The Ashes: The Boxing Test so far … 5 questions being answered

Before the start of the 4th Ashes test in Melbourne I posed 5 questions that I thought the answers to would determine the ultimate winner of this game. They were:

1. How bad is the hangover?
2. Playing for careers, will England’s old guard fire?
3. How is Broad’s foot?
4. Can Monty succeed where Swann failed?
5. Will the Johnson bubble burst?

One didn’t need to be “Nostradamus” to know that the course of the game could hinge on the answers to these questions and, two days in, the evidence is already there to see why.

Mitchell Johnson again proved the doubters, me included, wrong with a withering spell of fast bowling in the last session of day 1 to rest the initiative gained away from England and then again in the morning of day 2 to knock them over. I remain concerned about the presence of a plan B when intimidation ceases to work but for now the Johnson caravan rolls on unabated.

I have written often about Jimmy Anderson’s form since Trent Bridge. Yesterday he showed Trent bridge like form for the first time since that test match and the Australian’s struggled for answers in reply. I have said before the class is permanent whilst form is temporary and Anderson’s class shone through again yesterday.

Stuart Broad’s foot, given that he coped another whack on it and bowled his swiftest spell of the summer yesterday is fine it would seem.

Australia had a bad day yesterday. Actually, Australia had 2 bad sessions yesterday. That was inevitable at some point in the series albeit many expected to see it sooner than now. Just as day 3 is the metaphorical moving day in golf parlance, the side hat wins day 3 today at the MCG will go a long to winning this game.

Play commences at 9:30am.

The Ashes: Boxing Day Test … 5 questions

It seems like it has been an age since Australia secured the return of the Ashes in the Perth and much has happened in the intervening period, not the least the retirement of Graeme Swann. From the outside looking in this fixture may seem like a dead rubber but for the Australian public this test presents another opportunity to demolish an English side seemingly close to breaking point.

Here are my 5 key questions the answers of which will, in my view, determine the ultimate outcome of the game:

1. How bad is the hangover?

The Australians celebrated their victory in Perth long and hard, as they were entirely entitled to do. It is completely understandable that they might be a little flat for this encounter given that the principle job they had for the series is done. One suspects the Darren Lehmann is too savvy a man manager to have let the Australians to have taken their collective eyes off the ball too much but still he will have a big job getting his team mentally up for this game.

2. Playing for careers, will England’s old guard fire?

The fact it is has been the senior players for England that have let them down in this series and one suspects that another failure in Melbourne could see the end of the careers of the likes of Pietersen, Anderson and maybe even Cook. All three are quality players and have too much class to have an extended long run of bad form. The question though will be whether mentally they have much more fight left them.

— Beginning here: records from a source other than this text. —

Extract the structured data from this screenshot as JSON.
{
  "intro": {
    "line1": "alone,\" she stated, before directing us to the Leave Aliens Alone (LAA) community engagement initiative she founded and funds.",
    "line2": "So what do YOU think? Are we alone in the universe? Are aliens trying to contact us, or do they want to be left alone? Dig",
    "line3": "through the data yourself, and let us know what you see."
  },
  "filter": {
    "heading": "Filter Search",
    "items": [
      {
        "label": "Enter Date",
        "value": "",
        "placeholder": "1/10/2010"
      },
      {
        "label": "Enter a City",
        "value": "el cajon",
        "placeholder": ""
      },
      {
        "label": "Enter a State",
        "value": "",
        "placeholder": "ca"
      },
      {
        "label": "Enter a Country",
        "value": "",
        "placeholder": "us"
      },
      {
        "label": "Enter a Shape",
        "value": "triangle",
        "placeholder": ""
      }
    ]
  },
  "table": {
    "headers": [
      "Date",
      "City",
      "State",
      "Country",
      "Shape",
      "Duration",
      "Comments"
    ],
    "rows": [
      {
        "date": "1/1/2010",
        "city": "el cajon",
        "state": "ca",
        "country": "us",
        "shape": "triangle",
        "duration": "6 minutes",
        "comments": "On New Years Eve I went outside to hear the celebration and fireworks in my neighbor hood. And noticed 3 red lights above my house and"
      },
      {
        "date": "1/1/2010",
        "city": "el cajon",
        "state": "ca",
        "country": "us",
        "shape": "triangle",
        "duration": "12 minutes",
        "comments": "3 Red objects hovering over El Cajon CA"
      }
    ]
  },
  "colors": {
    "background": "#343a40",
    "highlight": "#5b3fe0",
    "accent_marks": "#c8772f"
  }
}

3. How is Broad’s foot?

In the midst of another woeful performance by the English is stood out, particularly when Shane Watson was going crazy on the fourth morning at Perth just how much they missed Stuart Broad. He has been the best bowler of tour for the English and, more to the point, he is a personality that has the ability to lift his team around him. If he is not 100% fit then that will be a body blow for the English chances.

4. Can Monty succeed where Graeme failed?

Shane Watson’s demolition of Graeme Swann has been one of the principal moments in the series where Australia’s dominance has been most overtly on display. The Australians have been overt about their intention to attack Panesar with vigour and how he reacts to such an assault will play a large factor in the course of this game. England relied on Swann for long spells of run less overs and Monty will need to replicate that in Melbourne.

5. Will the Johnson bubble burst?

Mitchell Johnson has been nothing short of excellent this test series. The plan from Australia has been to bowl short and intimidate the English batsmen and Johnson has been the perfect protagonist in the execution of that play. I commented during the Perth test match that I was wondering whether England had become aware, finally, of the plan and had found a way to combat same. We have not seen a plan B from Johnson which he may need on an MCG wicket that has been less than receptive to short bowling of late.

The Boxing Day test match is a special event on the Australian sporting calendar. I prefer the Gabba test for obvious reasons however all eyes in Australia will be drawn to TV sets around the country for the first ball which gets away at 10am today.